The holy city of the Wends, Arcona, stood on a steep cliff, inaccessible save from the west, where a wall a hundred feet high defended it. While the sacred banner Stanitza waved over it the Danes might burn and kill, but the power of Svantevit was unbroken. Svantevit was the god of gods in whose presence his own priests dared not so much as breathe. When they had to, they must go to the door and breathe in the open, a good enough plan if Saxo’s disgust at the filth of the Wendish homes was justified. Svantevit was a horrid monster with four heads, and girt about with a huge sword. Up till then the Christian arms had always been stayed at his door, but this time the King laid siege to Arcona, determined to make an end of him. Some of the youngsters in his army, making a mock assault upon the strong walls, discovered an accidental hollow under the great tower over which the Stanitza flew and, seizing upon a load of straw that was handy, stuffed it in and set it on fire. It was done in a frolic, but when the tower caught fire and was burned and the holy standard fell, Absalon was quick to see his advantage, and got the King to order a general assault.
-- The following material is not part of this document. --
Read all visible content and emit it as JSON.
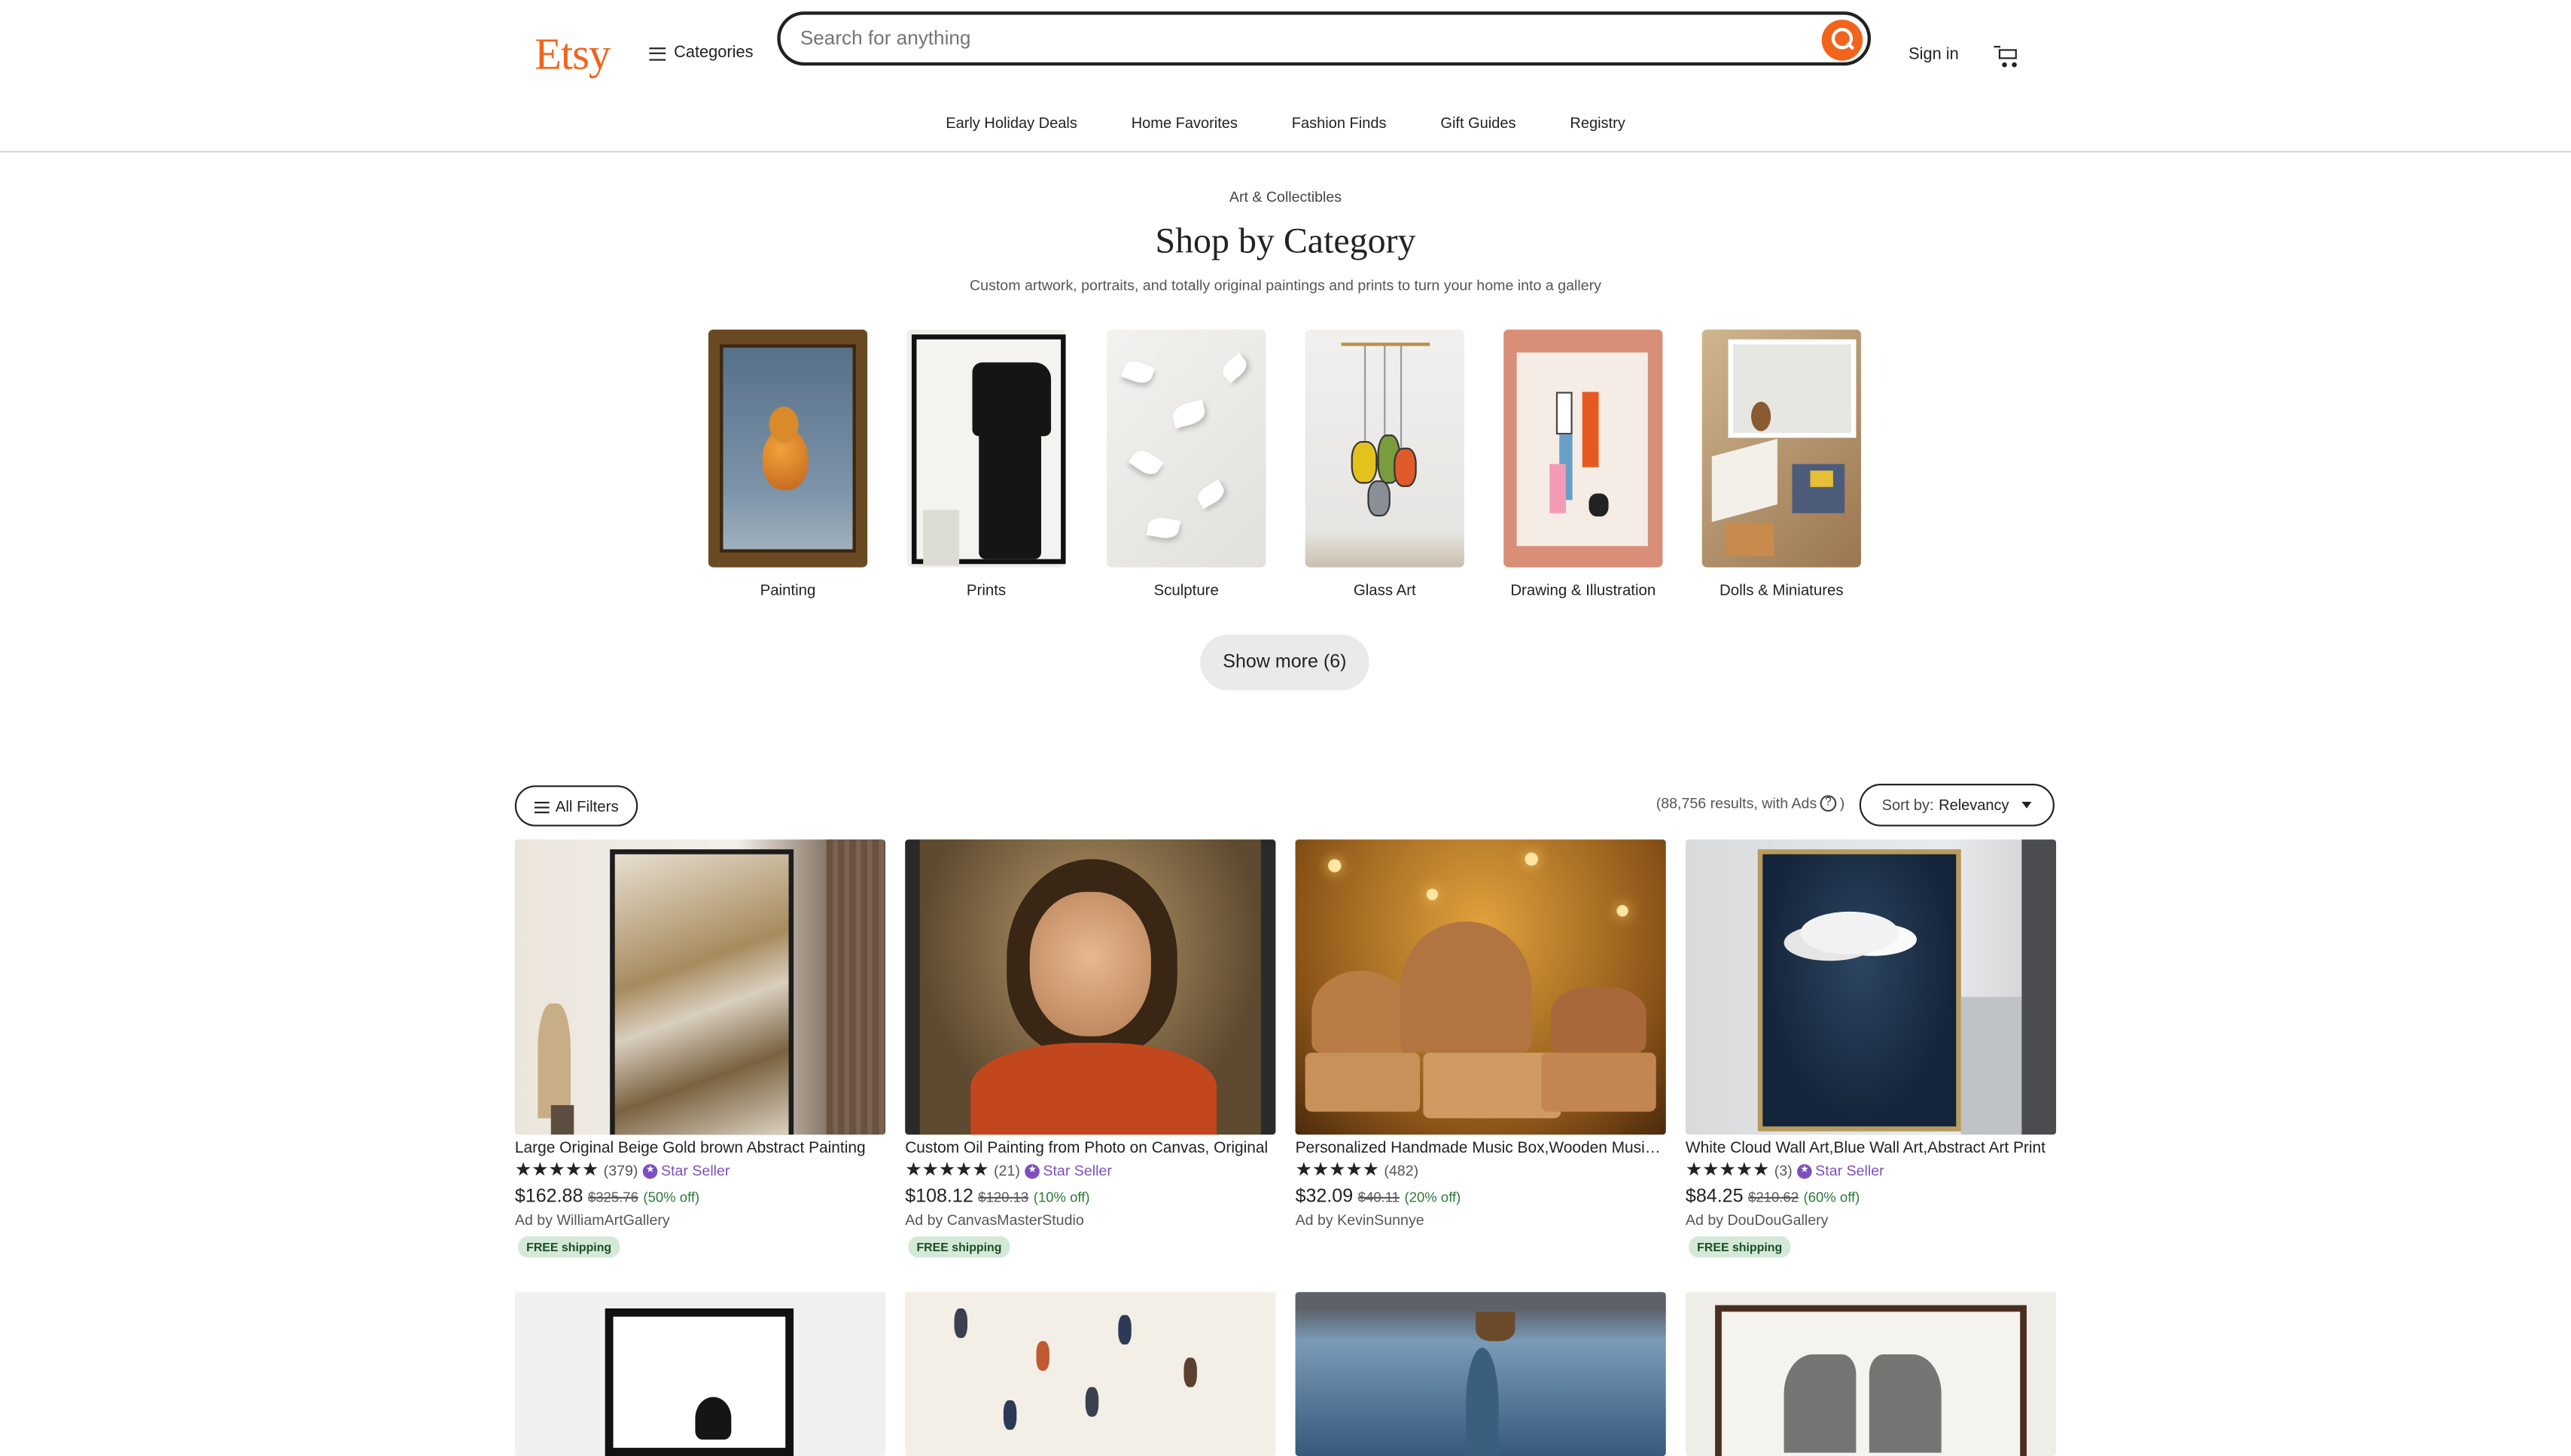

The besieged Wends, having no water, tried to put out the fire with milk, but, says the chronicle, “it only fed the flames.” They fought desperately till, between fire and foe, they were seized with panic and, calling loudly upon Absalon in their extremity, offered to give up their city. The army clamored for the revenge that was at last within their grasp, and the King hesitated; but Absalon met the uproar firmly, reminding them that they had crossed the seas to convert the heathen, not to sack their towns.
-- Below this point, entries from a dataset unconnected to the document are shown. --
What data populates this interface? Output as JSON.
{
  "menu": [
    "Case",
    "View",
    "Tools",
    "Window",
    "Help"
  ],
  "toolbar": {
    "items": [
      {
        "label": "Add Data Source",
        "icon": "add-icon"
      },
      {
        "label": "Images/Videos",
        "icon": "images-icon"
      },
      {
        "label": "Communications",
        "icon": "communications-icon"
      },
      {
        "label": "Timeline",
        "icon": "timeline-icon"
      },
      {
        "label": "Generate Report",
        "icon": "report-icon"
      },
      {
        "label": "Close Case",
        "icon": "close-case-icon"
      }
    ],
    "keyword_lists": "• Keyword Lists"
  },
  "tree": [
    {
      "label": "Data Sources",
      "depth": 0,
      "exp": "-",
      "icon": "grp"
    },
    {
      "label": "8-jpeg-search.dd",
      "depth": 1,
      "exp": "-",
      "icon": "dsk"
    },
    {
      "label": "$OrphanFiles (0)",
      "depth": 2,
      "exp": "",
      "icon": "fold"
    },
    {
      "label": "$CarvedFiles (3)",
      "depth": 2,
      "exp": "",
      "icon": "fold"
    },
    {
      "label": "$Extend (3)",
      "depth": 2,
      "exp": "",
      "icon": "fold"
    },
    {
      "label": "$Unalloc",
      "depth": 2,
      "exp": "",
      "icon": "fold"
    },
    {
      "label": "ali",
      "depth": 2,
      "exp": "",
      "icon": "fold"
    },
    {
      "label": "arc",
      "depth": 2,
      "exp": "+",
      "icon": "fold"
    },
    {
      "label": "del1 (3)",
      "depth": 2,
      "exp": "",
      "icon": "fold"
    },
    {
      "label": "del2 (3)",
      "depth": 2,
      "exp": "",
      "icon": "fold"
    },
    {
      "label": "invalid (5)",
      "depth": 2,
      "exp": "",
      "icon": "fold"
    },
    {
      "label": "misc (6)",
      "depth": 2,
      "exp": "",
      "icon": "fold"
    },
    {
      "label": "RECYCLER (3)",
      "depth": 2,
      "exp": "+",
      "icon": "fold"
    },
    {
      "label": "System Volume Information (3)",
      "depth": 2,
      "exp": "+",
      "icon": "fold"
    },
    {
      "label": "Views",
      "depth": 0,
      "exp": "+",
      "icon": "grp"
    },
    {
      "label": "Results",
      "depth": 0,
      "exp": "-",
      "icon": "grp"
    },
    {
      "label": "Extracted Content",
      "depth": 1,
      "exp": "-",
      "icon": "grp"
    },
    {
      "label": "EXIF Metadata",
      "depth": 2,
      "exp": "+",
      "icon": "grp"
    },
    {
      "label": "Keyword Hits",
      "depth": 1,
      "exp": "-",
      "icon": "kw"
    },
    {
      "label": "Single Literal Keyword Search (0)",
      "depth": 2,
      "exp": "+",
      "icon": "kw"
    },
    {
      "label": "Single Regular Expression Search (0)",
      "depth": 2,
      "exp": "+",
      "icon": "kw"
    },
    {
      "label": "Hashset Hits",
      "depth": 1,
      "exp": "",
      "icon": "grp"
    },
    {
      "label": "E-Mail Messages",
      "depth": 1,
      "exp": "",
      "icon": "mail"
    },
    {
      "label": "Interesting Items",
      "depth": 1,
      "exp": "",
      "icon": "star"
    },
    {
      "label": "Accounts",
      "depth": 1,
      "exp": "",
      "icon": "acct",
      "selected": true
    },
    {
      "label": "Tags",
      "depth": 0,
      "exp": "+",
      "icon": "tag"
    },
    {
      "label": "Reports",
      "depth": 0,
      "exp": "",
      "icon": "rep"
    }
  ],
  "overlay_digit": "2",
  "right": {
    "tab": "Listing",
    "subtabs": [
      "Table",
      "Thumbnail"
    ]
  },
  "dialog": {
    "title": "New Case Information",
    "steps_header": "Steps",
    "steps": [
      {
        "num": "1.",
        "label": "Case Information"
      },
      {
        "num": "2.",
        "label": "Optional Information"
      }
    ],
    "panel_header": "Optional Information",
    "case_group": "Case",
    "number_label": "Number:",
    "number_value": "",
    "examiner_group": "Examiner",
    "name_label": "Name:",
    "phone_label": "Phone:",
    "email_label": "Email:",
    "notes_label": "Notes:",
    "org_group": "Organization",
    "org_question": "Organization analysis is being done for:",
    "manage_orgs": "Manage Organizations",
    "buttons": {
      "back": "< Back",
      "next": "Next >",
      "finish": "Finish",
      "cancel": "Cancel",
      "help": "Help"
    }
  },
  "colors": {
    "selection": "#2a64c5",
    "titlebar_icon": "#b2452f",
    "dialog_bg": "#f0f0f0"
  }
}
The city was allowed to surrender and the people were spared, but Svantevit and his temple were destroyed. A great crowd of his followers had gathered to see him crush his enemies at the last, and Absalon cautioned the men who cut the idol down to be careful that he did not fall on them and so seem to justify their hopes. “He fell with so great a noise that it was a wonder,” says Saxo, naively; “and in the same moment the fiend ran out of the temple in a black shape with such speed that no eye could follow him or see where he went.” Svantevit was dragged out of the town and chopped into bits. That night he fed the fires of the camp. So fickle is popular favor that when the crowd saw that nothing happened, they spurned the god loudly before whom they had grovelled in the dust till then.
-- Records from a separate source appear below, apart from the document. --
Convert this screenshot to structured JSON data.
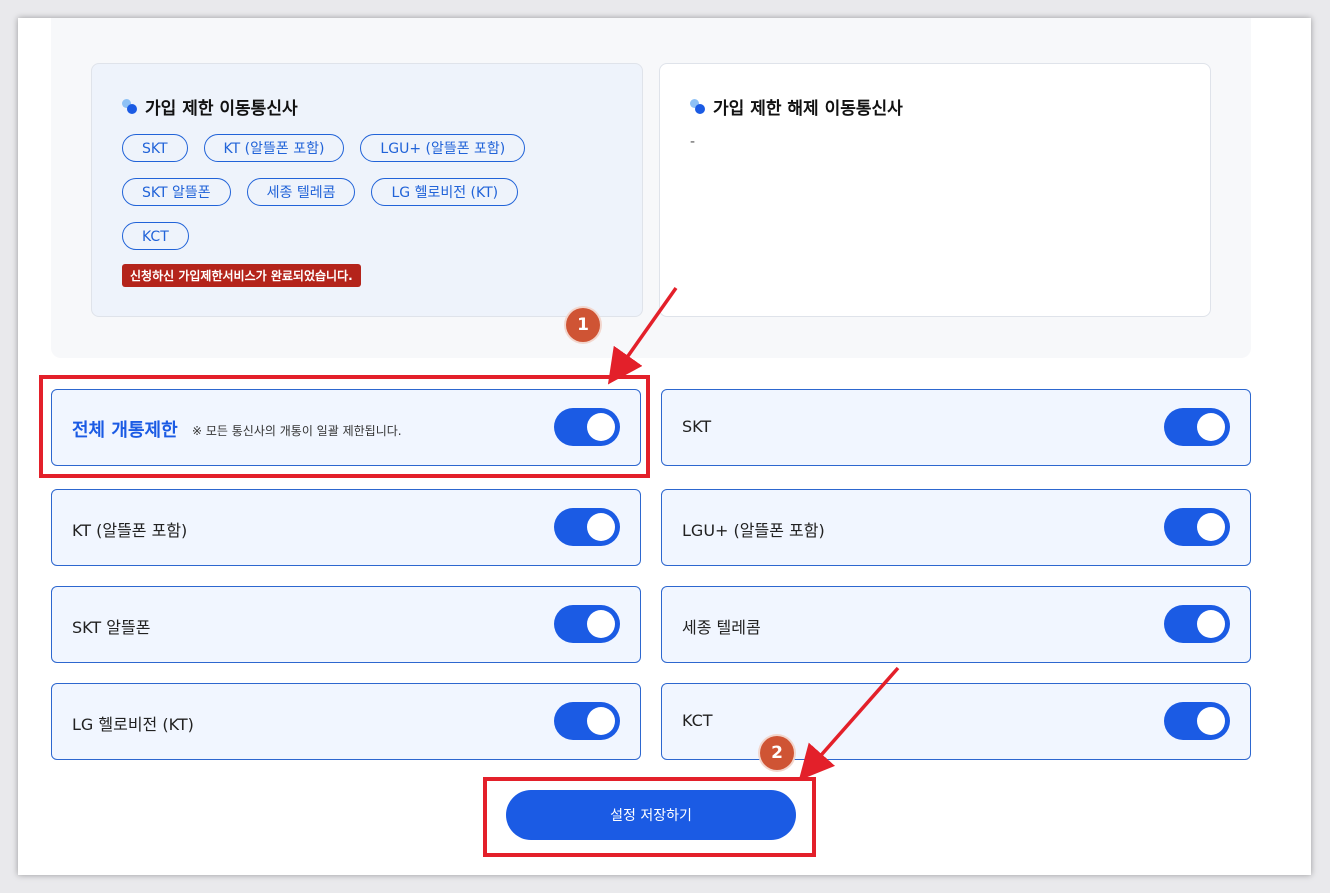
{
  "restricted_panel": {
    "title": "가입 제한 이동통신사",
    "chips": [
      "SKT",
      "KT (알뜰폰 포함)",
      "LGU+ (알뜰폰 포함)",
      "SKT 알뜰폰",
      "세종 텔레콤",
      "LG 헬로비전 (KT)",
      "KCT"
    ],
    "notice": "신청하신 가입제한서비스가 완료되었습니다."
  },
  "released_panel": {
    "title": "가입 제한 해제 이동통신사",
    "value": "-"
  },
  "toggles": {
    "all": {
      "label": "전체 개통제한",
      "note": "※ 모든 통신사의 개통이 일괄 제한됩니다.",
      "on": true
    },
    "skt": {
      "label": "SKT",
      "on": true
    },
    "kt": {
      "label": "KT (알뜰폰 포함)",
      "on": true
    },
    "lgu": {
      "label": "LGU+ (알뜰폰 포함)",
      "on": true
    },
    "skt_mvno": {
      "label": "SKT 알뜰폰",
      "on": true
    },
    "sejong": {
      "label": "세종 텔레콤",
      "on": true
    },
    "lg_hello": {
      "label": "LG 헬로비전 (KT)",
      "on": true
    },
    "kct": {
      "label": "KCT",
      "on": true
    }
  },
  "save_button": {
    "label": "설정 저장하기"
  },
  "annotations": {
    "badge1": "1",
    "badge2": "2"
  },
  "colors": {
    "accent": "#1b5be4",
    "notice_bg": "#b4241b",
    "annotation_red": "#e3202a",
    "badge_bg": "#cf5434"
  }
}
When they heard of Arcona’s fall in the royal city of Karents, they hastened with offers of surrender, and Absalon went there with a single ship’s crew to take possession. They were met by 6000 armed Wends, who guarded the narrow approach to the city. In single file they walked between the ranks of the enemy, who stood with inverted spears, watching them in sullen silence. His men feared a trap, but Absalon strode ahead unmoved. Coming to the temple of their local god, Rygievit, he attacked him with his axe and bade his guard fall to, which they did. Saxo has left us a unique description of this idol that stood behind purple hangings, fashioned of oak “in every evil and revolting shape. The swallows had made their nests in his mouths and throats” (there were seven in so many faces) “and filled him up with all manner of stinking uncleanness. Truly, for such god was such sacrifice fit.” He had a sword for every one of his seven faces, buckled about his ample waist, but for all that he went the way of the others, and even had to put up with the indignity of the Christian priests standing upon him while he was being dragged out. That seems to have helped cure his followers of their faith in him.